Given how entwined caffeine is with performance, it’s easy to understand why Segafredo, the “Ambassador of the Italian Coffee Culture”, would sponsor a pro cycling team. But how on earth can you justify these strange partnerships?
If you think there’s no compelling link between shampoo and cycling, think again. German shampoo manufacturers, Alpecin, put so much caffeine in their product that they felt confident using the tagline ‘doping for your hair’. Then along came Jan Ullrich.
Unfortunately, Jan Ullrich got slapped with a doping ban soon after Alpecin wrote him a cheque, and the tagline looked less than clever. Fortunately, it wasn’t enough to dissuade Alpecin from investing in cycling, and Team Katusha-Alpecin now have, in my humble opinion, the best-looking kit/bike combo in the peloton.
Online Dutch baby-shop doesn’t have a flattering translation in English. For our Dutch readers, “dump” pretty much translates as uitwepsel – Google at your own risk. Even so, Baby-Dump is still an off-the-wall sponsor. But there may be some method in this baby shop’s madness.
First-time fathers must put their child first – and that means taking better care of themselves. Cycling may take them away from the family, but they’re getting themselves in shape – and their wives rarely complain about that. Maybe Baby-Dump have done their research after all.
At the turn of the century, the French classifieds paper, Bonjour, decided to sponsor a pro team – and that team eventually went on to become Direct-Énergie.
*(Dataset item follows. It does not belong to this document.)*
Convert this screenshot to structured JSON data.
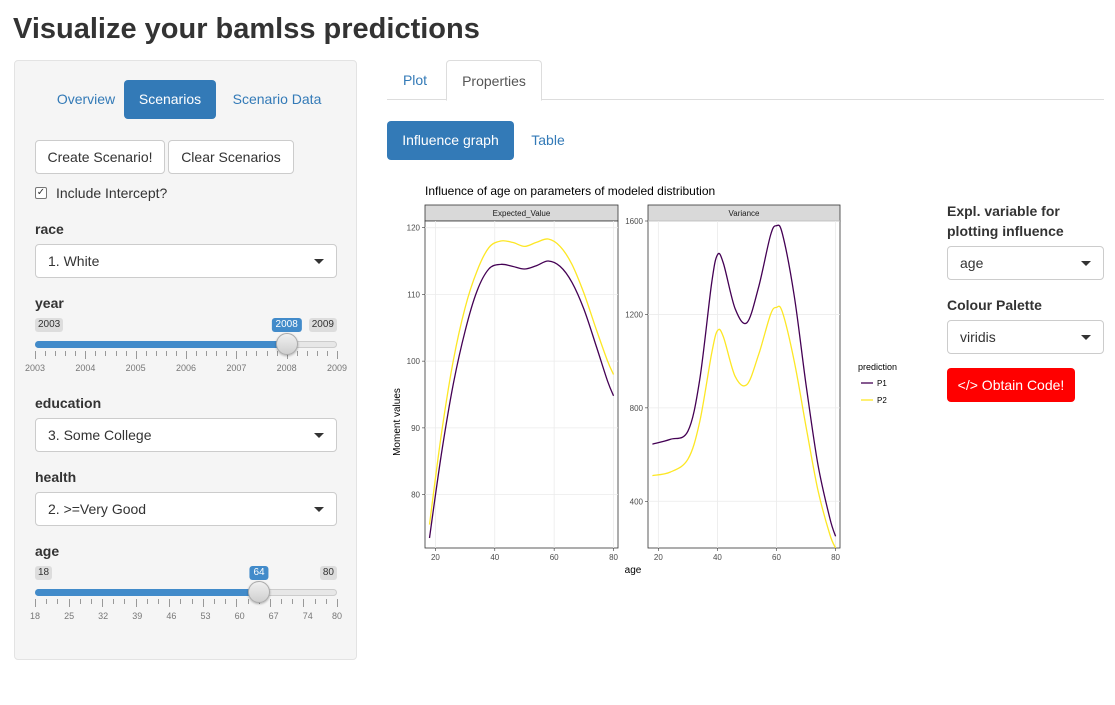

There’s something apt about a print-publication sponsoring a cycling team, given that both require no external energy source to operate.
But while newspapers and magazines have fallen by the wayside, bicycles have continued to thrive in the digital age, and happily co-exist with motor-vehicles. It now seems weird to think that any cycling team was sponsored by a print-rag as recently as the year 2000.
Androni Giocattoli – Serramenti PVC Diquigiovanni
One of the most formidably named teams is also notable for the strange alliance of sponsors. Giocattoli was a games and toy shop for very young children, whereas Serramenti is a large PVC window retailer. They combined to form a pretty decent Italian racing team.
Here we see Michele Scarponi give Philippe Gilbert a run for his money in the Lombardia tour – perhaps Serramenti were the inspiration for dealing with the wettest of conditions. The cyclists certainly could have done with some PCV protection.
This is truly the weirdest of cycling sponsors as Eberspächer are a German company that develop and supply exhaust technology, vehicle heaters, and air-conditioning systems to the automotive industry. They’re also involved in developing electronic networking in vehicles. They sponsor Danny Macaskill.
Perhaps we shouldn’t be surprised at this weirdest of alliances, but we’re witnesses to the increasing trend for transport integration, so maybe it’s just another example of forward thinking. After all, how long do you think it will be before your bike is talking to your car?